| Activity |
Each line of the data below that includes the string "Fitness" must be copied.

| Material provided |
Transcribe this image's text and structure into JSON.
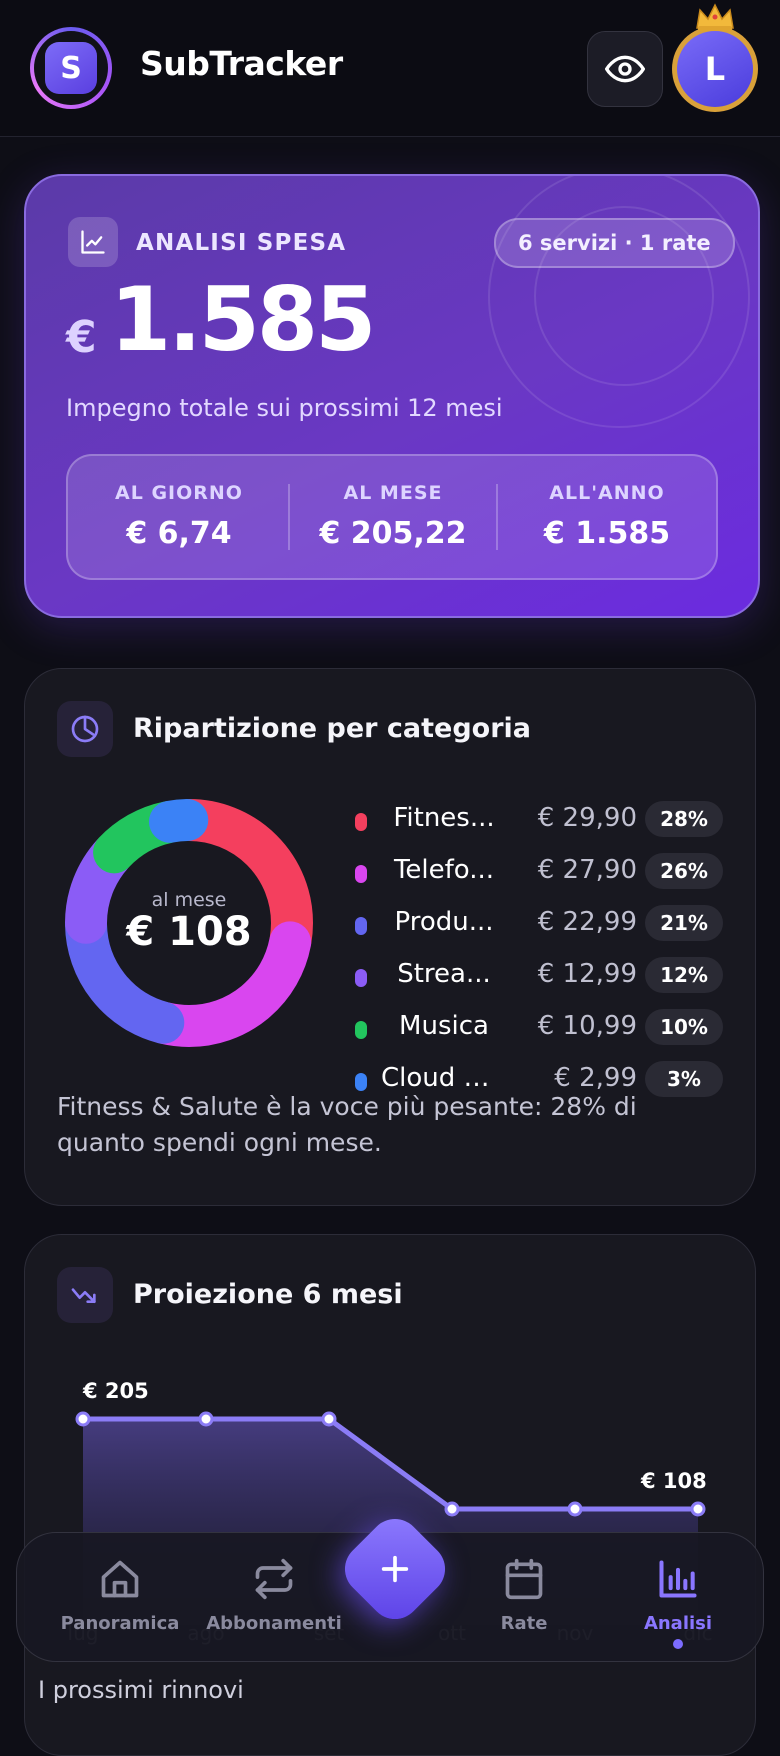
{
  "header": {
    "app_initial": "S",
    "app_title": "SubTracker",
    "user_initial": "L"
  },
  "hero": {
    "label": "ANALISI SPESA",
    "pill": "6 servizi · 1 rate",
    "currency": "€",
    "total": "1.585",
    "subtitle": "Impegno totale sui prossimi 12 mesi",
    "stats": [
      {
        "label": "AL GIORNO",
        "value": "€ 6,74"
      },
      {
        "label": "AL MESE",
        "value": "€ 205,22"
      },
      {
        "label": "ALL'ANNO",
        "value": "€ 1.585"
      }
    ]
  },
  "categories": {
    "title": "Ripartizione per categoria",
    "center_sub": "al mese",
    "center_value": "€ 108",
    "items": [
      {
        "name": "Fitness & Salute",
        "display": "Fitnes...",
        "amount": "€ 29,90",
        "percent": "28%",
        "share": 28,
        "color": "#f43f5e"
      },
      {
        "name": "Telefonia",
        "display": "Telefo...",
        "amount": "€ 27,90",
        "percent": "26%",
        "share": 26,
        "color": "#d946ef"
      },
      {
        "name": "Produttività",
        "display": "Produ...",
        "amount": "€ 22,99",
        "percent": "21%",
        "share": 21,
        "color": "#6366f1"
      },
      {
        "name": "Streaming",
        "display": "Strea...",
        "amount": "€ 12,99",
        "percent": "12%",
        "share": 12,
        "color": "#8b5cf6"
      },
      {
        "name": "Musica",
        "display": "Musica",
        "amount": "€ 10,99",
        "percent": "10%",
        "share": 10,
        "color": "#22c55e"
      },
      {
        "name": "Cloud & Storage",
        "display": "Cloud & ...",
        "amount": "€ 2,99",
        "percent": "3%",
        "share": 3,
        "color": "#3b82f6"
      }
    ],
    "insight": "Fitness & Salute è la voce più pesante: 28% di quanto spendi ogni mese."
  },
  "projection": {
    "title": "Proiezione 6 mesi",
    "start_label": "€ 205",
    "end_label": "€ 108",
    "chart_data": {
      "type": "area",
      "categories": [
        "lug",
        "ago",
        "set",
        "ott",
        "nov",
        "dic"
      ],
      "values": [
        205,
        205,
        205,
        108,
        108,
        108
      ],
      "color": "#8b7cf6"
    }
  },
  "next_section": "I prossimi rinnovi",
  "nav": {
    "items": [
      {
        "label": "Panoramica",
        "icon": "home-icon"
      },
      {
        "label": "Abbonamenti",
        "icon": "repeat-icon"
      },
      {
        "label": "Rate",
        "icon": "calendar-icon"
      },
      {
        "label": "Analisi",
        "icon": "bar-chart-icon"
      }
    ],
    "active": "Analisi",
    "accent": "#7c6cff"
  }
}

| Exercise response |
        "name": "Fitness & Salute",
    "insight": "Fitness & Salute è la voce più pesante: 28% di quanto spendi ogni mese."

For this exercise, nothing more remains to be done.